The Department of Public Health and Division of Marine Fisheries has reopened oyster beds in Duxbury due to colder waters and a significantly decreased risk of Vibrio parahaemolyticus.

The DPH announced the reopening on Oct. 4, stating that all previously closed oyster beds would reopen on Sat- urday, Oct. 5. The reopened beds were in Back River, Bluefish River, Duxbury Bay, Katama Bay, Kingston Bay and Plymouth Harbor. The beds were closed for about one month following an out- break of Vibrio tied to oysters harvested from the beds.

“We appreciate the cooperation and understanding of the public and the industry,” Massachusetts Public Health Commissioner Cheryl Bartlett said. “It was important to monitor environmental conditions and reports of illness, which gave us confidence that public health concerns were addressed before the harvesting areas were repened.”

State officials reviewed data that showed no new human cases of Vibrio illnesses since the closure. Coupled with the declining weekly average water temperatures and a trend of cooler daily water temperatures over the last week or so, officials decided the data suggested it was safe to reopen the beds.

Beds in Duxbury, Kingston, Marshfield and Plymouth were closed on Aug. 30 and Katama Bay in Edgartown 

was closed on Sept. 9. Products that had been distributed for wholesale and retail sales were also recalled. This was the first time a specific area in Massachusetts was connected to a Vibrio outbreak.

In 2012, the Food and Drug Administration recommended that the Department of Public Health and Division of Marine Fisheries implement a Vibrio control plan for shellfish harvest and growing areas in Eastern Cape Cod Bay. The two agencies have joint authority over shellfish sanitation and control.
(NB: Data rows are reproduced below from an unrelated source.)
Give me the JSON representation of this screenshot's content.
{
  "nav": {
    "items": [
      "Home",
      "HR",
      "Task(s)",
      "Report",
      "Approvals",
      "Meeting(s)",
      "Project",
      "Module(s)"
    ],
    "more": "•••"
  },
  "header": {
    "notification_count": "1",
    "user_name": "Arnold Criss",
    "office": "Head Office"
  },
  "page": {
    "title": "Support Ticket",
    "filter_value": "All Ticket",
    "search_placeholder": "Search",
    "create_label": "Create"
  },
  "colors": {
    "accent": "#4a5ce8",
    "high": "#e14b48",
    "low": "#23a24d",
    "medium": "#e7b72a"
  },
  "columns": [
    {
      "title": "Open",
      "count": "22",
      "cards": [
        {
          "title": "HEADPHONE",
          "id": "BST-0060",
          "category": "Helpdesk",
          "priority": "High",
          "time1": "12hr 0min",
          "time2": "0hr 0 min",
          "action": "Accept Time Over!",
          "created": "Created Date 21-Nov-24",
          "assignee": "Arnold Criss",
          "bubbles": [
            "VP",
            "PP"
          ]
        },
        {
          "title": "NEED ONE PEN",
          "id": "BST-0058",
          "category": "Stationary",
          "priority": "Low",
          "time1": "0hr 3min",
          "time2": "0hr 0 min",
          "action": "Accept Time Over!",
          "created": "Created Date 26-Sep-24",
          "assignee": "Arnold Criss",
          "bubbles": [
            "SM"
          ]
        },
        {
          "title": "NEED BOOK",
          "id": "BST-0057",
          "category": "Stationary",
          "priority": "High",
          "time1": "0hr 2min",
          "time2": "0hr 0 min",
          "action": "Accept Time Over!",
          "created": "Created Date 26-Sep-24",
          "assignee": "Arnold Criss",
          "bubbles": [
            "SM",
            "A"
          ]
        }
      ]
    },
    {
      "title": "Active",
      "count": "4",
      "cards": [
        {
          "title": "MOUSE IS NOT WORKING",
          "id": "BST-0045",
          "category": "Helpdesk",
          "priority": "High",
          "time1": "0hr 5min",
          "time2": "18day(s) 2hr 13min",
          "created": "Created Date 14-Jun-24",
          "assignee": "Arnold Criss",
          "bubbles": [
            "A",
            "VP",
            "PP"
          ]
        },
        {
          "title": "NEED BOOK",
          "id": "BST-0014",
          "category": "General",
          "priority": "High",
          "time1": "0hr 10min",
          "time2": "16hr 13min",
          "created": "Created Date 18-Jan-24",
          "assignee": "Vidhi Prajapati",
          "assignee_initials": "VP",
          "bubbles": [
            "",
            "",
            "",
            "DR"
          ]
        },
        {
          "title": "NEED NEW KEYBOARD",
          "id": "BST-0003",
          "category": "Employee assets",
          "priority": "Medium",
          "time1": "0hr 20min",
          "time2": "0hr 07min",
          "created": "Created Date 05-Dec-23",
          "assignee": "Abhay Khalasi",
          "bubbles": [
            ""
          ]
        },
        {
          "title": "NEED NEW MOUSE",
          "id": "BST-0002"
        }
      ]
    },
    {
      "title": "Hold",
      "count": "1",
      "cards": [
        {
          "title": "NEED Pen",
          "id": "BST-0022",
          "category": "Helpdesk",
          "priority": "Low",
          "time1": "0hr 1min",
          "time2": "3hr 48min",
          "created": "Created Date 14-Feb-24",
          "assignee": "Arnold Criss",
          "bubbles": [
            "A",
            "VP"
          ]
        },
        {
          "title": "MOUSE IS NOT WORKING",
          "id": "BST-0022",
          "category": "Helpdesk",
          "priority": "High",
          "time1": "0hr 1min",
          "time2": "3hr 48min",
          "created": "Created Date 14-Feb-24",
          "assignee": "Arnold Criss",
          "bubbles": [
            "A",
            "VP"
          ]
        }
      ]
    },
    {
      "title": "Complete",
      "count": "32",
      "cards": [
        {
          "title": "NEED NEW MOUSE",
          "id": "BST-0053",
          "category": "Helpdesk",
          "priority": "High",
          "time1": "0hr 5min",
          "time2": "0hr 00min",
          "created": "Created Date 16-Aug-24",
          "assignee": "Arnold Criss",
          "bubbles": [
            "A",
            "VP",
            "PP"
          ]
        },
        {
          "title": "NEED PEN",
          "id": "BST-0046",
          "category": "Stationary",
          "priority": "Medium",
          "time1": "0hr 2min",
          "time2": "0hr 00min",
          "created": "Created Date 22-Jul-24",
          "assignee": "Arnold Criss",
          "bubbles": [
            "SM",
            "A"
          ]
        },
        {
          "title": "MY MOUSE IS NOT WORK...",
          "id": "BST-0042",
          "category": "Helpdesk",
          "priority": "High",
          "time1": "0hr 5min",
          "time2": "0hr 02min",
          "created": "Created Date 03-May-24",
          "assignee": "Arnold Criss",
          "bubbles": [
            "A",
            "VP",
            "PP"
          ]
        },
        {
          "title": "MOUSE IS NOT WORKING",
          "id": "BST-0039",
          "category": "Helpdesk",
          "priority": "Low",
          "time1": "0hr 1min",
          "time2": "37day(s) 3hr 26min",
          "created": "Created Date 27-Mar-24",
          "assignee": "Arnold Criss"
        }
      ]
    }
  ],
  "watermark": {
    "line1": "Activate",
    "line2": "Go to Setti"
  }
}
A statewide Vibrio Control Plan has been in effect since May 2013.